⟨

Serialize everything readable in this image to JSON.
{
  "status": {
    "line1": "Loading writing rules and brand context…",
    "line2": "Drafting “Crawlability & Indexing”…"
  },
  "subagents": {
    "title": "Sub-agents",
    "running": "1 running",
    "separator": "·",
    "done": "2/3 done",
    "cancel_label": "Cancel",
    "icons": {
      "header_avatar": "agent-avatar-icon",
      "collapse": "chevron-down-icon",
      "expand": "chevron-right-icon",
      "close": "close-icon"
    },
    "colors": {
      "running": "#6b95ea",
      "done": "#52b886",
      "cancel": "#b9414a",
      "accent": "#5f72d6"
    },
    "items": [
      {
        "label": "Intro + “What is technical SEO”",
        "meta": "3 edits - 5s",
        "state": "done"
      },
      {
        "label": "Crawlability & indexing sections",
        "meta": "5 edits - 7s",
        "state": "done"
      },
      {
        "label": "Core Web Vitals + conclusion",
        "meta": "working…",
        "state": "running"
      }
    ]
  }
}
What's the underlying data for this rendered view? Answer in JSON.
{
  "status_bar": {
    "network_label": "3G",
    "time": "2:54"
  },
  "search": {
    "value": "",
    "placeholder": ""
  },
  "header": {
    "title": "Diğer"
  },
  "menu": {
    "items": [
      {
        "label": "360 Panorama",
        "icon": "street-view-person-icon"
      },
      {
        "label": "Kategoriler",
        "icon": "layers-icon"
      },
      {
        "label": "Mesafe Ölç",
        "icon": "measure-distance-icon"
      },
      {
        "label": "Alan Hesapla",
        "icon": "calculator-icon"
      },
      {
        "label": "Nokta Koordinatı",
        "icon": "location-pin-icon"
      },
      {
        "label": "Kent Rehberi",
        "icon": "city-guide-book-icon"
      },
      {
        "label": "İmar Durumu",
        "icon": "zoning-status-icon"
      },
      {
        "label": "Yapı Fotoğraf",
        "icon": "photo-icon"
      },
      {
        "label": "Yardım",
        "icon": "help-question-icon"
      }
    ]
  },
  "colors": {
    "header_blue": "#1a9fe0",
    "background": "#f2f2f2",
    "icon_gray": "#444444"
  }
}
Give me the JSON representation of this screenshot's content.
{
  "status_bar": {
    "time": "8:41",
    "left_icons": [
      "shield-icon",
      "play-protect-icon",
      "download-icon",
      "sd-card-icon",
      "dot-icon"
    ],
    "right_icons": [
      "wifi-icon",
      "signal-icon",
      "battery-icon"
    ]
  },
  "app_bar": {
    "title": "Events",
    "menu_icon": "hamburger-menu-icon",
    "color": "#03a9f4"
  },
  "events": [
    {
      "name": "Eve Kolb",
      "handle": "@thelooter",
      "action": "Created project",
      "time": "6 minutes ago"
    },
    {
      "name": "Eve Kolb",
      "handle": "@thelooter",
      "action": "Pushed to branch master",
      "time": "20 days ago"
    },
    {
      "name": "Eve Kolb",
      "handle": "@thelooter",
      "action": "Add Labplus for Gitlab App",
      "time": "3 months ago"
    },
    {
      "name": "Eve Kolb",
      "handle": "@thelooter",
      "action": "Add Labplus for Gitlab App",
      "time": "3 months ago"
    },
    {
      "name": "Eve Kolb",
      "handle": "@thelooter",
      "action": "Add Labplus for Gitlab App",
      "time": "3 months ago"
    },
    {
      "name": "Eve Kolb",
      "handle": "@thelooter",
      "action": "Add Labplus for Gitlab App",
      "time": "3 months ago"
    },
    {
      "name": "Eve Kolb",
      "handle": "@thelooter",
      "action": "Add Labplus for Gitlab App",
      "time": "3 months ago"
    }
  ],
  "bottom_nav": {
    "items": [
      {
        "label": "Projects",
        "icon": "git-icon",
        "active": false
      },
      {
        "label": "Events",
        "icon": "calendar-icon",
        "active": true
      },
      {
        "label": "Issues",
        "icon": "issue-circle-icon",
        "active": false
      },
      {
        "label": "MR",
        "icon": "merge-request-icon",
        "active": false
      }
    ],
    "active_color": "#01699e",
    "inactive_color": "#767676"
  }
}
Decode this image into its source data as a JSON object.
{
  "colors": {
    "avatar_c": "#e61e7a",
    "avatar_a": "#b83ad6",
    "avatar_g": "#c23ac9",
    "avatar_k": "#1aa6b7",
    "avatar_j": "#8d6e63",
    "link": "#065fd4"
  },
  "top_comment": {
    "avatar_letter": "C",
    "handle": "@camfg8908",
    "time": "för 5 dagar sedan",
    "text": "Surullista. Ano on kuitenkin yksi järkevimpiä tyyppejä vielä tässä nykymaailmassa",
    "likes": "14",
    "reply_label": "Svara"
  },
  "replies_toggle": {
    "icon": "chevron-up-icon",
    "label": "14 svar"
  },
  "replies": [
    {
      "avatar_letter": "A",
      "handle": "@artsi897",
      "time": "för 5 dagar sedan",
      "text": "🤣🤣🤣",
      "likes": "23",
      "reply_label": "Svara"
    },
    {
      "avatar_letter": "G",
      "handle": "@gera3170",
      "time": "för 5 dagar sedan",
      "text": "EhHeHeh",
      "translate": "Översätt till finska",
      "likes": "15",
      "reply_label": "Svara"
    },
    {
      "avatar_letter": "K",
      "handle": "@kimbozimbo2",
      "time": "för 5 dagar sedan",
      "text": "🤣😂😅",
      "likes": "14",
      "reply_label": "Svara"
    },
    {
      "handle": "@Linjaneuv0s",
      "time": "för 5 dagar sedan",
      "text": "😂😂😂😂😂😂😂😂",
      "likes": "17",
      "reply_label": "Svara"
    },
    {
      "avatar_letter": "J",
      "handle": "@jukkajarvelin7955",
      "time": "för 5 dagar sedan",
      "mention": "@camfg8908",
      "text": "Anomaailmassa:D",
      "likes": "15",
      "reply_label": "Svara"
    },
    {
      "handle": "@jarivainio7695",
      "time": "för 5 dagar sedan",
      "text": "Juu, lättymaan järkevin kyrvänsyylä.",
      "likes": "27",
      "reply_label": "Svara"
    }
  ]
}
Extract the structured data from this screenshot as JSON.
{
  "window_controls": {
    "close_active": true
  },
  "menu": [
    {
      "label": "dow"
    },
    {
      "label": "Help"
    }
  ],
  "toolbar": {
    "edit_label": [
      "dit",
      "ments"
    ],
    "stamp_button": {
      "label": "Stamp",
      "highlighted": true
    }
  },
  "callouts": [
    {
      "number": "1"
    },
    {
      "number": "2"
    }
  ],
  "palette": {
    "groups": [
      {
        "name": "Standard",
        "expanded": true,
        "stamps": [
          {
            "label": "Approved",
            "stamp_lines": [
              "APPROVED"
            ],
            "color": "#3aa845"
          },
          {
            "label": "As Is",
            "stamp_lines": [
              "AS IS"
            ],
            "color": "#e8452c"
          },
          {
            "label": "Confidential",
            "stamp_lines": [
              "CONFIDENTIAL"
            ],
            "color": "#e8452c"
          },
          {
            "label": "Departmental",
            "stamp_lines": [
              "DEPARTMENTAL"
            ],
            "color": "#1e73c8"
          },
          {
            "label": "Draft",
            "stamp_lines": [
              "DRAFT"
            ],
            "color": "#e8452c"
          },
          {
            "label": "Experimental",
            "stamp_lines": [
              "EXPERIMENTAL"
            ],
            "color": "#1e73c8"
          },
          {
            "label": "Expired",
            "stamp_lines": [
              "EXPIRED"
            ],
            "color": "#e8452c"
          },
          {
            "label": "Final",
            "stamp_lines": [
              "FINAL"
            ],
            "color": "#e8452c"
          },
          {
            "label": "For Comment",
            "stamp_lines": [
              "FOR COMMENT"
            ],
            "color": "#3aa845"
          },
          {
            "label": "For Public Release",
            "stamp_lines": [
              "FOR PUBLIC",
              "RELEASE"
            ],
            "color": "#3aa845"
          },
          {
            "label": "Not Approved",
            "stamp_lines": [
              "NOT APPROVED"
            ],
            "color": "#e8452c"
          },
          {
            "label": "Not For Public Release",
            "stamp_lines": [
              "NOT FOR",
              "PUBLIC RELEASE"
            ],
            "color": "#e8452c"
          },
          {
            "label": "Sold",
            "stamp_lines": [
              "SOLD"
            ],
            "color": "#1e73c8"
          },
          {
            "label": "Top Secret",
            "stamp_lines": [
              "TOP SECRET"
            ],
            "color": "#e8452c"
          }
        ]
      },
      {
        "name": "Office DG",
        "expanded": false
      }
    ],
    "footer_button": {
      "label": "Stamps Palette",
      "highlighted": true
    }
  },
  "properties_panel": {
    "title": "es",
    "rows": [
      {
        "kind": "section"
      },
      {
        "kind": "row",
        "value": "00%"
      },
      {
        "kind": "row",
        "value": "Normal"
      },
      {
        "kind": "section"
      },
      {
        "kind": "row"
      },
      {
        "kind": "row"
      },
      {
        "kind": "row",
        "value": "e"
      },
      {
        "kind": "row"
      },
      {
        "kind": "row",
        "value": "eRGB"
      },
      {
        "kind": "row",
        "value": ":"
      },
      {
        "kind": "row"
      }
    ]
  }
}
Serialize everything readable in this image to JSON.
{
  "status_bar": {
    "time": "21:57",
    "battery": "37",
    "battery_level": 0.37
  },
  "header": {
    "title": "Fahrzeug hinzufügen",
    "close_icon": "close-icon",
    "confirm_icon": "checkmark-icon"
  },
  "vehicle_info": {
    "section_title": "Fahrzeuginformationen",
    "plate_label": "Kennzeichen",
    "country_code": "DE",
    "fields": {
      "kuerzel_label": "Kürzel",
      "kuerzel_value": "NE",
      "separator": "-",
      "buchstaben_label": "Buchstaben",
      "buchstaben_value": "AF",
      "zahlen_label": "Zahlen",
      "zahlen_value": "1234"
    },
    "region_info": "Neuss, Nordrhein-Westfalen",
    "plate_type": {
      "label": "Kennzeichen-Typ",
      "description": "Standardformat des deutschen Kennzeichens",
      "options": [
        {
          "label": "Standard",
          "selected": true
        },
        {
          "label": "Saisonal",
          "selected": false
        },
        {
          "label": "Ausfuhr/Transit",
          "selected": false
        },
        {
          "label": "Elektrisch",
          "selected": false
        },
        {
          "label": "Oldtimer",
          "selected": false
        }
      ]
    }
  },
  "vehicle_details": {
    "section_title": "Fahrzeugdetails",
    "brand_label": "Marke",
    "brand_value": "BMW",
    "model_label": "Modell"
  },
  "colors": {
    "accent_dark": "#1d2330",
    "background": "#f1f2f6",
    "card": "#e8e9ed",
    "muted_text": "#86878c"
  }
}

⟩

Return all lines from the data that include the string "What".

**REPLY:**
        "label": "Intro + “What is technical SEO”",
What's the underlying data for this rendered view? Answer in JSON.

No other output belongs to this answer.